Show, in full, each line of the data that contains "Application".

§ **PROVIDED RECORDS**:
• • • • •

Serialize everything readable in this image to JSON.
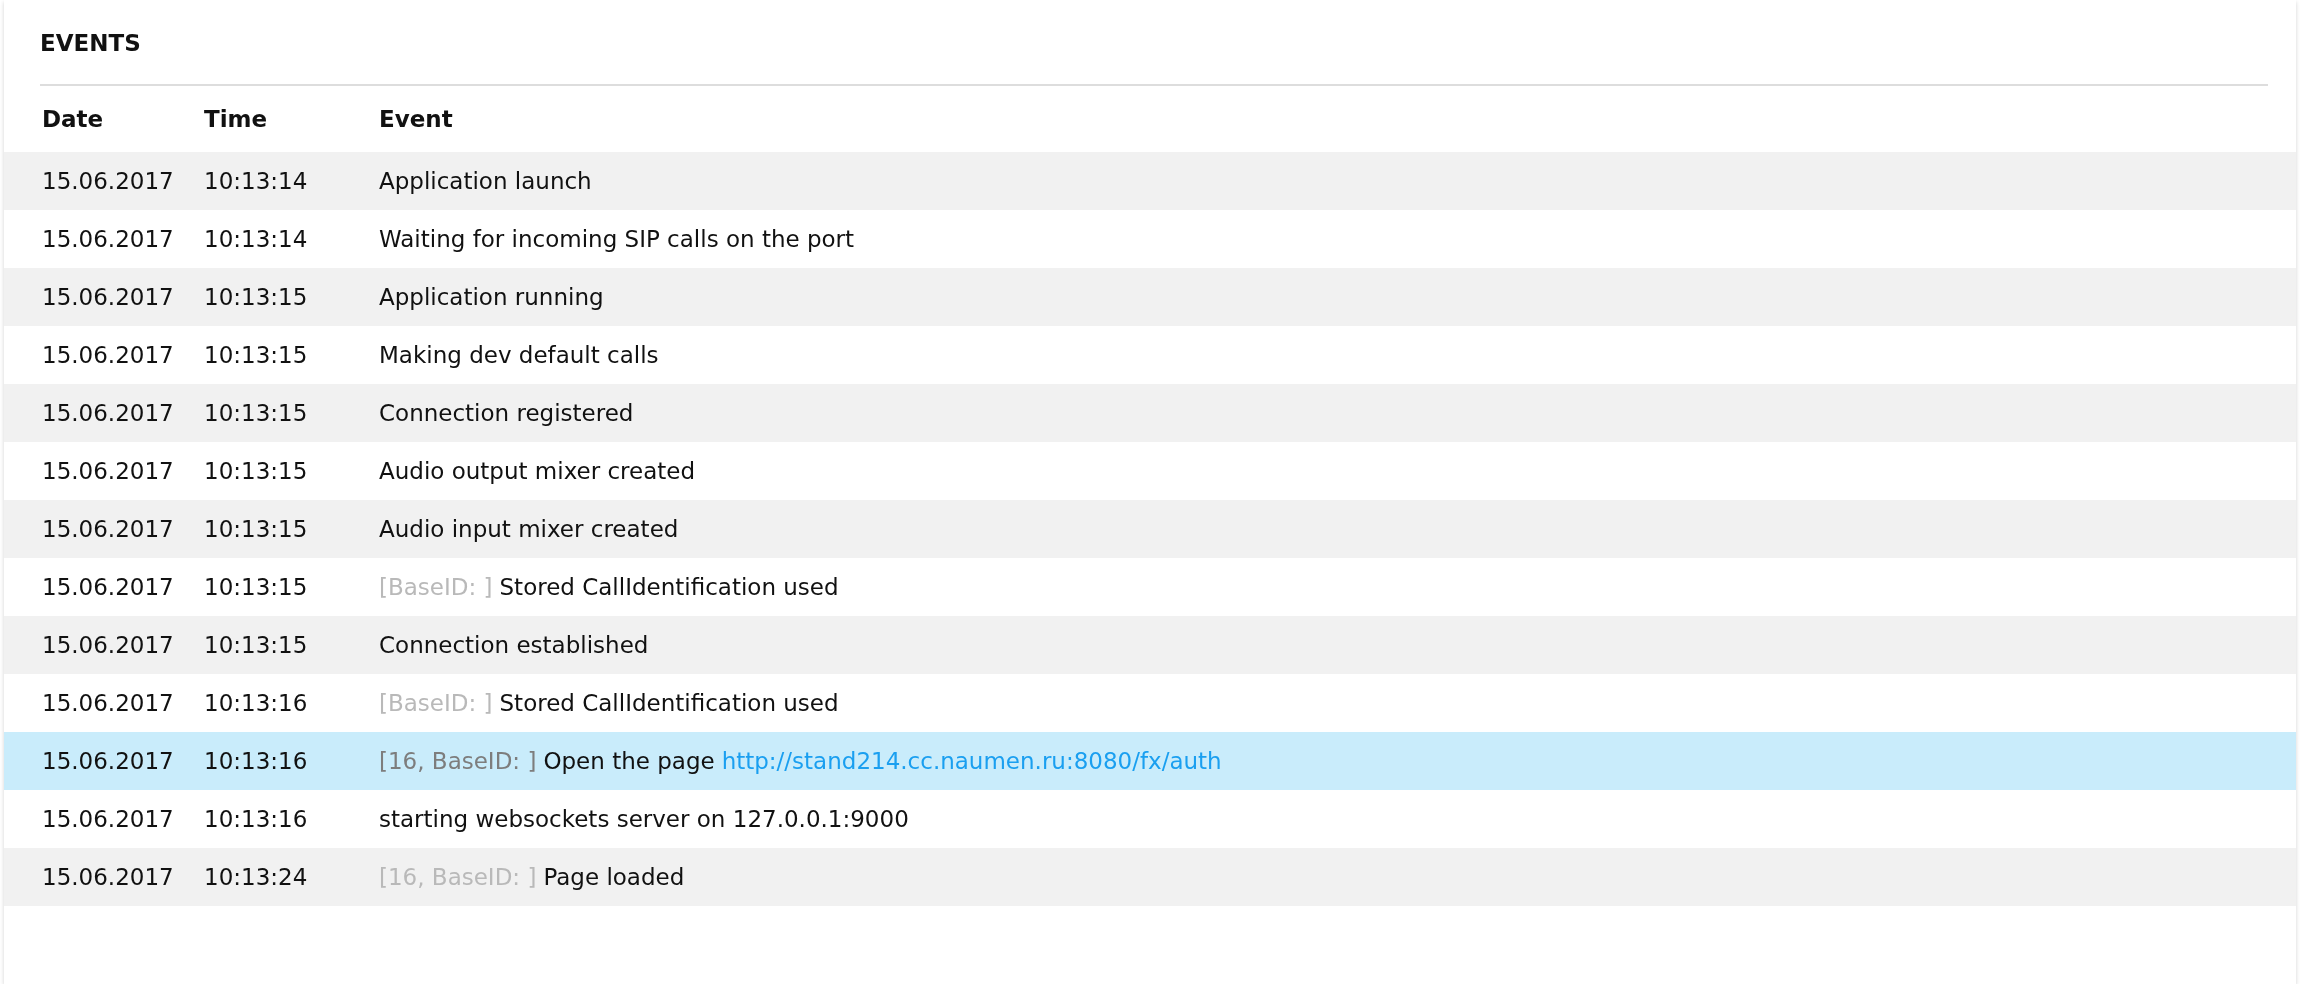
{
  "panel": {
    "title": "EVENTS"
  },
  "table": {
    "columns": [
      "Date",
      "Time",
      "Event"
    ],
    "rows": [
      {
        "date": "15.06.2017",
        "time": "10:13:14",
        "message": "Application launch",
        "selected": false
      },
      {
        "date": "15.06.2017",
        "time": "10:13:14",
        "message": "Waiting for incoming SIP calls on the port",
        "selected": false
      },
      {
        "date": "15.06.2017",
        "time": "10:13:15",
        "message": "Application running",
        "selected": false
      },
      {
        "date": "15.06.2017",
        "time": "10:13:15",
        "message": "Making dev default calls",
        "selected": false
      },
      {
        "date": "15.06.2017",
        "time": "10:13:15",
        "message": "Connection registered",
        "selected": false
      },
      {
        "date": "15.06.2017",
        "time": "10:13:15",
        "message": "Audio output mixer created",
        "selected": false
      },
      {
        "date": "15.06.2017",
        "time": "10:13:15",
        "message": "Audio input mixer created",
        "selected": false
      },
      {
        "date": "15.06.2017",
        "time": "10:13:15",
        "prefix": "[BaseID: ]",
        "message": "Stored CallIdentification used",
        "selected": false
      },
      {
        "date": "15.06.2017",
        "time": "10:13:15",
        "message": "Connection established",
        "selected": false
      },
      {
        "date": "15.06.2017",
        "time": "10:13:16",
        "prefix": "[BaseID: ]",
        "message": "Stored CallIdentification used",
        "selected": false
      },
      {
        "date": "15.06.2017",
        "time": "10:13:16",
        "prefix": "[16, BaseID: ]",
        "message": "Open the page",
        "link": "http://stand214.cc.naumen.ru:8080/fx/auth",
        "selected": true
      },
      {
        "date": "15.06.2017",
        "time": "10:13:16",
        "message": "starting websockets server on 127.0.0.1:9000",
        "selected": false
      },
      {
        "date": "15.06.2017",
        "time": "10:13:24",
        "prefix": "[16, BaseID: ]",
        "message": "Page loaded",
        "selected": false
      }
    ]
  }
}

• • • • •

§ **TASK OUTPUT**:
        "message": "Application launch",
        "message": "Application running",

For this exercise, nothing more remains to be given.